Nairobi Urban Livelihoods Project
The project in brief
Jesuit Refugee Service (JRS)
February 2019 - February 2020
Empowering a person to become self-reliant is the best gift you can bestow on a person who is in need. This has been the pursuit of JRS’ livelihoods program for over 20 years now. In particular, this year 2019 we scored a first in the Nairobi urban context by piloting an agribusiness project in collaboration with the Focolare Movement and funded by Manos Unidas.
The agribusiness project aids 40 beneficiaries from Burundi, Rwanda, Uganda and DR Congo, whereby, they train in poultry, rabbit, beekeeping, and modern organic agricultural practices such as, multi-storey gardening. The project utilizes a participatory methodology, due to the age, and skills-level of beneficiaries connecting lessons to observations of the social and natural environment.

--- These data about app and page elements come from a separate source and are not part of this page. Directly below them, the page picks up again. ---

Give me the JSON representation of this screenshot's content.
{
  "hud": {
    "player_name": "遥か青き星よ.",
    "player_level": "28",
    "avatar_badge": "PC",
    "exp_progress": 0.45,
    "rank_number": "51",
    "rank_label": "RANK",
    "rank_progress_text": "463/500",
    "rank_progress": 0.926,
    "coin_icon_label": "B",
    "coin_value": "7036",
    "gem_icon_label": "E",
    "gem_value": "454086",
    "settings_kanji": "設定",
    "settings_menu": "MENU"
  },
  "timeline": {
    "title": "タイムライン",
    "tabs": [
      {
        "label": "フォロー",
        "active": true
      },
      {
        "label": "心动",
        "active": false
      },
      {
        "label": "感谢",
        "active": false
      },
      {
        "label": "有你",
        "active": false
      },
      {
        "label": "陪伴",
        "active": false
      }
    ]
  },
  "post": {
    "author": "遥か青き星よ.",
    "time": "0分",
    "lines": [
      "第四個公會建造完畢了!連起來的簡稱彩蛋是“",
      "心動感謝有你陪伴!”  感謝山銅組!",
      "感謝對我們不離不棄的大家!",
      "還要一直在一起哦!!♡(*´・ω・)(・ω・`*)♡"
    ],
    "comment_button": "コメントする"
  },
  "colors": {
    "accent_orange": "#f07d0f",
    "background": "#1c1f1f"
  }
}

Despite coming from varied agricultural communities, many youth fled their respective country due to civil conflict before engaging in the social-economics.

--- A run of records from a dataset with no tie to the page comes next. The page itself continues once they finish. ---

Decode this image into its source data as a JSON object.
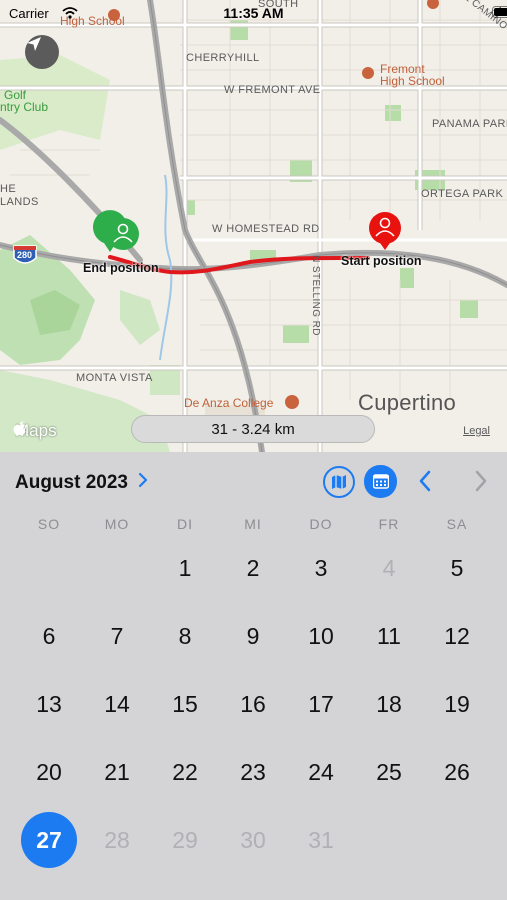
{
  "status_bar": {
    "carrier": "Carrier",
    "time": "11:35 AM"
  },
  "map": {
    "labels": {
      "high_school_1": "High School",
      "south": "SOUTH",
      "camino": "EL CAMINO RE",
      "cherryhill": "CHERRYHILL",
      "fremont_hs_1": "Fremont",
      "fremont_hs_2": "High School",
      "golf_1": "Golf",
      "golf_2": "ntry Club",
      "w_fremont": "W FREMONT AVE",
      "panama": "PANAMA PARK",
      "ortega": "ORTEGA PARK",
      "he": "HE",
      "lands": "LANDS",
      "w_homestead": "W HOMESTEAD RD",
      "highway": "280",
      "stelling": "N STELLING RD",
      "monta_vista": "MONTA VISTA",
      "de_anza": "De Anza College",
      "city": "Cupertino",
      "end_position": "End position",
      "start_position": "Start position"
    },
    "colors": {
      "route": "#e0171c",
      "start_pin": "#e8130f",
      "end_pin": "#2eae4a"
    },
    "maps_logo": "Maps",
    "legal": "Legal",
    "distance": "31 - 3.24 km"
  },
  "calendar": {
    "month_label": "August 2023",
    "accent": "#1c7bf0",
    "weekdays": [
      "SO",
      "MO",
      "DI",
      "MI",
      "DO",
      "FR",
      "SA"
    ],
    "weeks": [
      [
        null,
        null,
        "1",
        "2",
        "3",
        "4",
        "5"
      ],
      [
        "6",
        "7",
        "8",
        "9",
        "10",
        "11",
        "12"
      ],
      [
        "13",
        "14",
        "15",
        "16",
        "17",
        "18",
        "19"
      ],
      [
        "20",
        "21",
        "22",
        "23",
        "24",
        "25",
        "26"
      ],
      [
        "27",
        "28",
        "29",
        "30",
        "31",
        null,
        null
      ]
    ],
    "disabled_days": [
      "4",
      "28",
      "29",
      "30",
      "31"
    ],
    "selected_day": "27"
  }
}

The program ensures the beneficiaries reap hands-on experience, passion, and a broader approach to become socially responsible and knowledgeable agents in their decision-making.
The sustainable agribusiness project fosters economically viable concepts, ecologically sound and socially supportive farmer and community. It echoes our concern with the long-term viability of agribusiness, cultivating personal resilience, and respecting environmental health.
Dedicated development funds from Manos Unidas in corporation with Focolare Movement.
- Focolare Movement
- Manos Unidas
Challenges and how they were overcome
Implementing a pilot project comes with challenges such as:
Beneficiaries had competing needs to cater for their families and this lead to high dropout rates. To overcome this, JRS in consultation with the beneficiaries developed a flexible timetable to allow everyone the opportunity to participate in the farm activities.
To mitigate effects of the prolonged draught that affected farming in the beginning of the year, we put into place hydration measures to harvest rainwater to irrigate when necessary to enhance production of vegetables.
Some beneficiaries suffered financial shock in the beginning and to mitigate this we offered them with safety net support to cushion them and reduce the impact on their daily life.
Results of the Good Practice
- Comprehensive sense of agribusiness supply-chain and its connection to the environment.
- Confident in business plan development, marketing and financial literacy.
- Strengthen teambuilding among participants whereby small formal savings groups are beginning.
Vincent Wanyoike, Livelihoods Coordinator, Nairobi Urban Project, Jesuit Refugee Service (JRS)